It's going to be a challenge for this newly reunited group -- which started making smooth jazz-type records in 1982 before the format formally existed -- to get back on the charts, but their funky and grooving R&B-influenced music is certainly festive and friendly enough. Although the cover art and album title promise loads of fun in the sun, the playful steel pan-driven energy doesn't get rolling till track six, when "High Tide" explodes in a forest of percussion and chanting. Ironically, the sax-driven title track, while upbeat and catchy, lacks any of that distinctive tropical flavor. Yet that song typifies the middle-of-the-road charms of the collection. Most of the very catchy tunes are sax-centered, though there are other saxmen besides regular group member Chris Vadala on various cuts. Skip Pruitt, the best of the rest, creates an irresistible lyrical magic from the get-go on the first single, "You Don't Know." On tracks where sax isn't featured, drummer and keyboardist Curtis Kendrick's lush piano is the prominent force. Despite the likability, Cabo Frio will have to work extra hard on promotion to get back to the type of popularity they enjoyed in the '80s, when the genre had much less competition.
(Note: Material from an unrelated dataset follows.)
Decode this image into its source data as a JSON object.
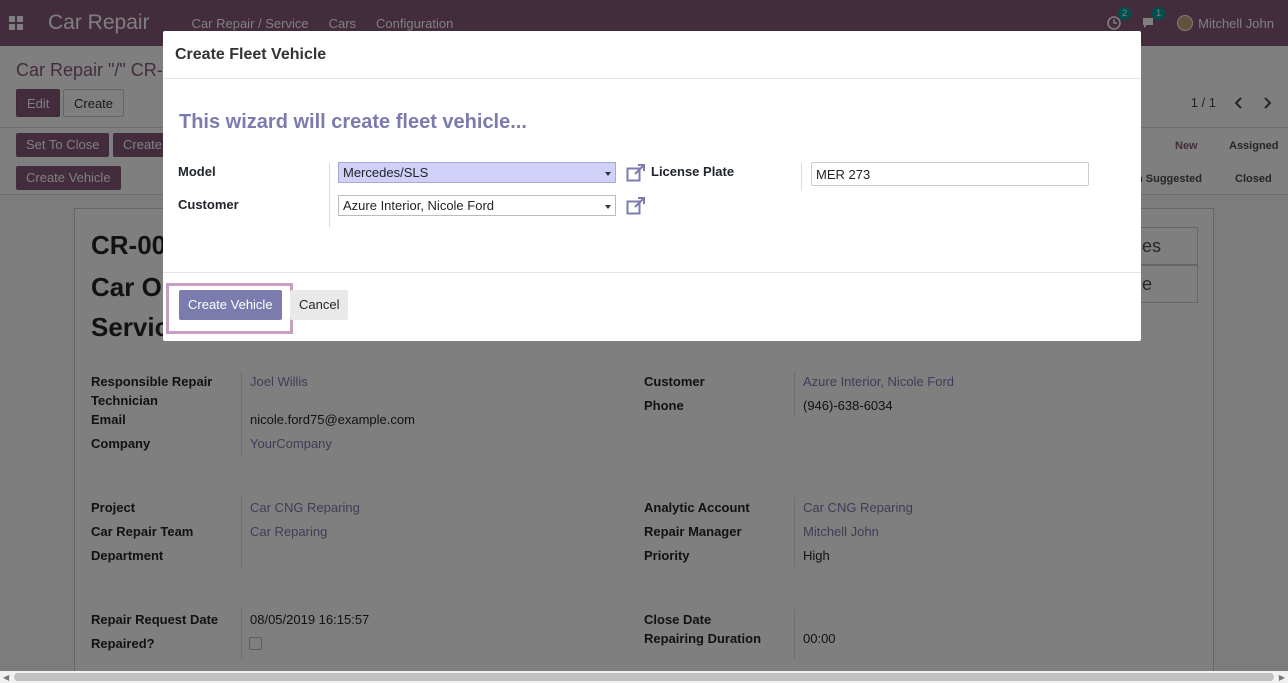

A few of these tracks, pushed aggressively, should work wonders toward this end.
Share this page
AllMusic Review by Jonathan Widran